One thing that concerns me regarding safety is how many people with no farming background are now starting farms or homesteads.
I don’t want people to be discouraged from farming or homesteading. I just want them to be safe.
I’ve compiled a few tips for being safe on the farm or homestead:
Wear closed-toed shoes. I have a really bad habit of wearing flip flops around the barnyard, and have regretted it more than once. (And yes, I still sometimes do it…but I really shouldn’t.)
Turn off all equipment before working to repair it. No matter how quick or simple the repair will be, shut it off. You don’t want to be faced with a situation where your only choice is your limb or your life.
Wear protective clothing and gear when needed. Don’t neglect this, especially eye protection, gloves, and face masks. I know it’s a hassle, but it’s not worth the risk.
Don’t let children be alone with livestock, no matter how trusted. Even your sweetest animal can suddenly go rogue, and animals can also hurt humans unintentionally. I was knocked out by a Lamancha as a child. It wasn’t being malicious, it was just being a goat.
Don’t let children operate machinery. Just because they can physically run it doesn’t mean they are mentally mature enough.
Don’t let children run and play in the barnyard or near farming equipment.
Always be alert.

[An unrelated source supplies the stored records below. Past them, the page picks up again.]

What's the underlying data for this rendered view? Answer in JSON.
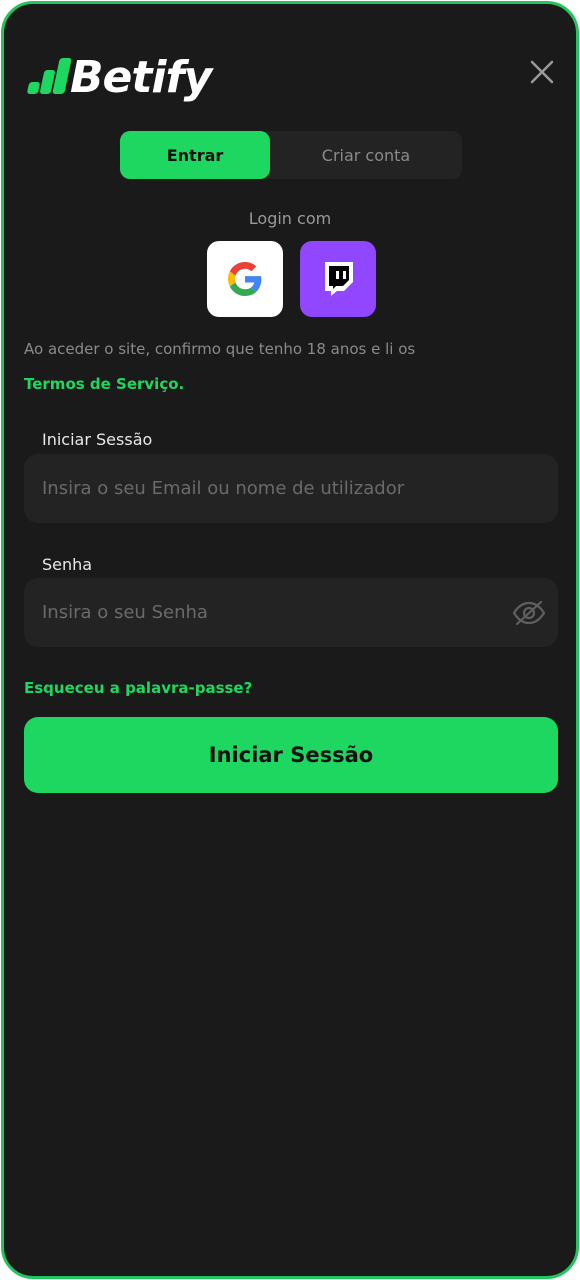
{
  "brand": {
    "name": "Betify",
    "accent_color": "#1ed760",
    "background_color": "#1a1a1b"
  },
  "header": {
    "close_icon": "close-icon"
  },
  "tabs": [
    {
      "label": "Entrar",
      "active": true
    },
    {
      "label": "Criar conta",
      "active": false
    }
  ],
  "social_login": {
    "label": "Login com",
    "providers": [
      {
        "name": "Google",
        "icon": "google-icon"
      },
      {
        "name": "Twitch",
        "icon": "twitch-icon"
      }
    ]
  },
  "consent": {
    "text": "Ao aceder o site, confirmo que tenho 18 anos e li os",
    "link_label": "Termos de Serviço."
  },
  "form": {
    "session_label": "Iniciar Sessão",
    "session_placeholder": "Insira o seu Email ou nome de utilizador",
    "session_value": "",
    "password_label": "Senha",
    "password_placeholder": "Insira o seu Senha",
    "password_value": "",
    "password_toggle_icon": "eye-off-icon",
    "forgot_label": "Esqueceu a palavra-passe?",
    "submit_label": "Iniciar Sessão"
  }
}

Not just for your own safety, but to watch for others who might be coming to get you for lunch, tell you someone called, etc.
Know the proper techniques and safety procedures for whatever tool you are using. Have someone teach you if you’ve never operated it before.
Don’t try to work in dangerous weather. If there is lightning, flooding, dangerously strong winds, or tornadoes, just go inside and wait it out.
Don’t play loud music while running machinery. You might miss hearing someone yelling at you.
Don’t wear jewelry while working on the farm. Flat, post earrings are safe — not hoops or dangles. Necklaces, rings, bracelets, and the like are all no-nos. If you have long hair, pull it back as well; It can also get caught in machinery, as can long or loose clothing.
Never turn your back on an intact male animal, or any unfamiliar animal, especially during breeding season or when a female in heat is nearby.
Don’t keep dangerous or aggressive animals. If you know a particular animal is dangerous, it needs to be culled from your farm and from breeding, as aggression can be an inherited trait.
If you must wait until after the breeding season, never tend to it alone and never let children care for it. Put signs on its enclosure that it is dangerous. Keep the gate locked (not just latched).
Clearly mark “off limits” areas to visitors or children. Any area which stores dangerous machinery, livestock, chemicals/medications, or tools needs to be locked up.
Avoid barbed wire. Just spend a little more for a better quality fencing material. If you don’t, the first time you, an animal, or a child gets wrapped in it, you will regret it. (Trust me — it hurts.) If you do have barbed wire, never electrify it.
If you’re working alone, let people know when to expect you. Sometimes farmers will work well past dark, so if you plan to be home by a certain time tell someone so they know to look for you if you aren’t back.
Never do farm work while intoxicated in any way. This includes being sleep-deprived or on medication. And never smoke in a barn or a dry field. (Or at all, if you value your lungs.)
Use common sense. If it seems like a bad idea, don’t do it.
Bonus: Accidents will happen no matter how careful you are, so just be prepared by staying calm, knowing how to do basic first aid, and having an emergency first aid kit.